PROMPT:
Copy out each line from the material where the word "Göster" is found.
○ ○ ○ ○ ○
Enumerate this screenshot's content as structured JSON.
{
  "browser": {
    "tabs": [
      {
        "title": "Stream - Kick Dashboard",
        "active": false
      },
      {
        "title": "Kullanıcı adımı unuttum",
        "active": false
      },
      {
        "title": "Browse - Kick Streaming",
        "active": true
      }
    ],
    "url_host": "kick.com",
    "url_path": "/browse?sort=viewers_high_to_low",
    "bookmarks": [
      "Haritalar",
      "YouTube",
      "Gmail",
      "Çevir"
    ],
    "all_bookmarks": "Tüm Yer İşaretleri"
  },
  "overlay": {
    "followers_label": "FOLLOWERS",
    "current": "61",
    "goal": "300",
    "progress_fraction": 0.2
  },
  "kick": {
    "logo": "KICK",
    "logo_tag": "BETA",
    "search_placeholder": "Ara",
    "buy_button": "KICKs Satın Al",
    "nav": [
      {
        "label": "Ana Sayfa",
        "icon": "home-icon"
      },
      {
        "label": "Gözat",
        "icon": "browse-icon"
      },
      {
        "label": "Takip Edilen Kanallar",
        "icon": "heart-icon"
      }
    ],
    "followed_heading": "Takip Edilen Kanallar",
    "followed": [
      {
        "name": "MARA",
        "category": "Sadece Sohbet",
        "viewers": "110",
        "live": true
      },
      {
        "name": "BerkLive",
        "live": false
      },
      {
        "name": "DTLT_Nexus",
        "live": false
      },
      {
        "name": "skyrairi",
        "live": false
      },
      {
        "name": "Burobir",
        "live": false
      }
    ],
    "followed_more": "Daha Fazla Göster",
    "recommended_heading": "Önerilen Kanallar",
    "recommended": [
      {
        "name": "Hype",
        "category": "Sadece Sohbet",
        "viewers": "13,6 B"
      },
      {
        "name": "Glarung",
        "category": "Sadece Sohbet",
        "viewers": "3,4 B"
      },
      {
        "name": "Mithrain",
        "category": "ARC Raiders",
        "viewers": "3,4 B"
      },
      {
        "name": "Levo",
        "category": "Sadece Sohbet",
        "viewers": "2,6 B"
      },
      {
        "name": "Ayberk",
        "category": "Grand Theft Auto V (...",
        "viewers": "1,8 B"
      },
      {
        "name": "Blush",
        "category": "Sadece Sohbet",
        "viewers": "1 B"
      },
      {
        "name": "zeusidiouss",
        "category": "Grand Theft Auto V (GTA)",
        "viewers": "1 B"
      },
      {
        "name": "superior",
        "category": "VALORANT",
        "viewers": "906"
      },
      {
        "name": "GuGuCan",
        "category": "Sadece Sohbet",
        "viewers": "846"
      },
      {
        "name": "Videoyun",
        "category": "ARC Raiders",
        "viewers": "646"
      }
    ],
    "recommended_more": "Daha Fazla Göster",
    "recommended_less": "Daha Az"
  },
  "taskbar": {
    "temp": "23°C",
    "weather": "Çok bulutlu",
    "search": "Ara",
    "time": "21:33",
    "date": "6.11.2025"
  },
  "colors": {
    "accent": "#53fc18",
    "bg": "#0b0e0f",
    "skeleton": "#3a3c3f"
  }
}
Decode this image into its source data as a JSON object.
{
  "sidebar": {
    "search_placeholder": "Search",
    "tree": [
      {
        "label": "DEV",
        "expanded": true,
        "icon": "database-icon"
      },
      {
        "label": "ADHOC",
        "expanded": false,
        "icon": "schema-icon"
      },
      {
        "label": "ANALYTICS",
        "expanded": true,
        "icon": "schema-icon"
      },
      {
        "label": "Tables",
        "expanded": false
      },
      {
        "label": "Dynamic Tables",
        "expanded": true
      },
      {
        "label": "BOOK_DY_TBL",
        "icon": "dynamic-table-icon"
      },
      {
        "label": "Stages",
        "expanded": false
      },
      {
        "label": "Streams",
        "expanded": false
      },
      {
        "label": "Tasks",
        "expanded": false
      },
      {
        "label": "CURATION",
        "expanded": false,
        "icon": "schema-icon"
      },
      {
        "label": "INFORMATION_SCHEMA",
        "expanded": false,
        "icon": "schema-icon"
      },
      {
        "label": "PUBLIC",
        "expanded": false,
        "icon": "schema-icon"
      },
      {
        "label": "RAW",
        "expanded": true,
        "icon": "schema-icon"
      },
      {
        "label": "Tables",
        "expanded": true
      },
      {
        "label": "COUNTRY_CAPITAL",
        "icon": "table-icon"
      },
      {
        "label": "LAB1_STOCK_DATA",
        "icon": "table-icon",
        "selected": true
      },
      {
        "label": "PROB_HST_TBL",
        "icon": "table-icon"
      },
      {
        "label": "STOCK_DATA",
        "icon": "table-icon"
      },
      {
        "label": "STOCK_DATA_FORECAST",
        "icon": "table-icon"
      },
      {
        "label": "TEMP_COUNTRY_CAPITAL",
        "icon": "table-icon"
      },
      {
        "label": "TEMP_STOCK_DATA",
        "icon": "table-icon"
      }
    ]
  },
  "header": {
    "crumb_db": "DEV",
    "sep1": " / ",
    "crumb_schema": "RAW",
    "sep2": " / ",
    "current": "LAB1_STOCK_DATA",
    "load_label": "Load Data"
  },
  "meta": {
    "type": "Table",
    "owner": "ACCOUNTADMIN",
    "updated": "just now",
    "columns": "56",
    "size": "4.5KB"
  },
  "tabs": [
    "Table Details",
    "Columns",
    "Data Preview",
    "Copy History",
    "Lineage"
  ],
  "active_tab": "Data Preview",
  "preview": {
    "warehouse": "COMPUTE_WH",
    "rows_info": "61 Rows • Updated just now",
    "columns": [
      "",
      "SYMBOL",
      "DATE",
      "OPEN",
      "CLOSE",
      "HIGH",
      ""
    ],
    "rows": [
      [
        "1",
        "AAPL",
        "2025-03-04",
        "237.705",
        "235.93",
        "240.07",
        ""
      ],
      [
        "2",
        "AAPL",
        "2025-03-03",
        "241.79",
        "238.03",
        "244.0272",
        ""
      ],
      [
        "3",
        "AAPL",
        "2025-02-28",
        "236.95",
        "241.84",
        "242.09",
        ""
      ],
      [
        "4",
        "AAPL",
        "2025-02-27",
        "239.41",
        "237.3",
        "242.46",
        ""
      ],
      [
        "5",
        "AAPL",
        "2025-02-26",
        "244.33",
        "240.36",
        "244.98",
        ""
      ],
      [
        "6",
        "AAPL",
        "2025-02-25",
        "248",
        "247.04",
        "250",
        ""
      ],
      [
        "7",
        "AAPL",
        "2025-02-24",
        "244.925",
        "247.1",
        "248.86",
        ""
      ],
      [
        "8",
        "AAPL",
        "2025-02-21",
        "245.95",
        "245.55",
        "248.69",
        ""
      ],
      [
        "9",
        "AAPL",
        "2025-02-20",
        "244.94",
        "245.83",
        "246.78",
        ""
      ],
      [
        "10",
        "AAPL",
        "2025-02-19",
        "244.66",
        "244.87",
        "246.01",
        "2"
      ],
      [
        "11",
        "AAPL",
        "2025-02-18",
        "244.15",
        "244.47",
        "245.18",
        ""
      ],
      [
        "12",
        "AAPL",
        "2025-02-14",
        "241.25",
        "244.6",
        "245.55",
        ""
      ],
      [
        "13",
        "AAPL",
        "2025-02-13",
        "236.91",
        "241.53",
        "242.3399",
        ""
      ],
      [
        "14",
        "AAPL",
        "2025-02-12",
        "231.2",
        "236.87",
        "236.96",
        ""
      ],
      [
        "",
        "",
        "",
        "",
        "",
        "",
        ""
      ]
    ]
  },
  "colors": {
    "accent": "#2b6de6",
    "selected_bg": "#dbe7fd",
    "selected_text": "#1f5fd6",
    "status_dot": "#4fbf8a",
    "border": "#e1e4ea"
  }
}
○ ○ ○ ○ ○
TASK SOLUTION:
    "followed_more": "Daha Fazla Göster",
    "recommended_more": "Daha Fazla Göster",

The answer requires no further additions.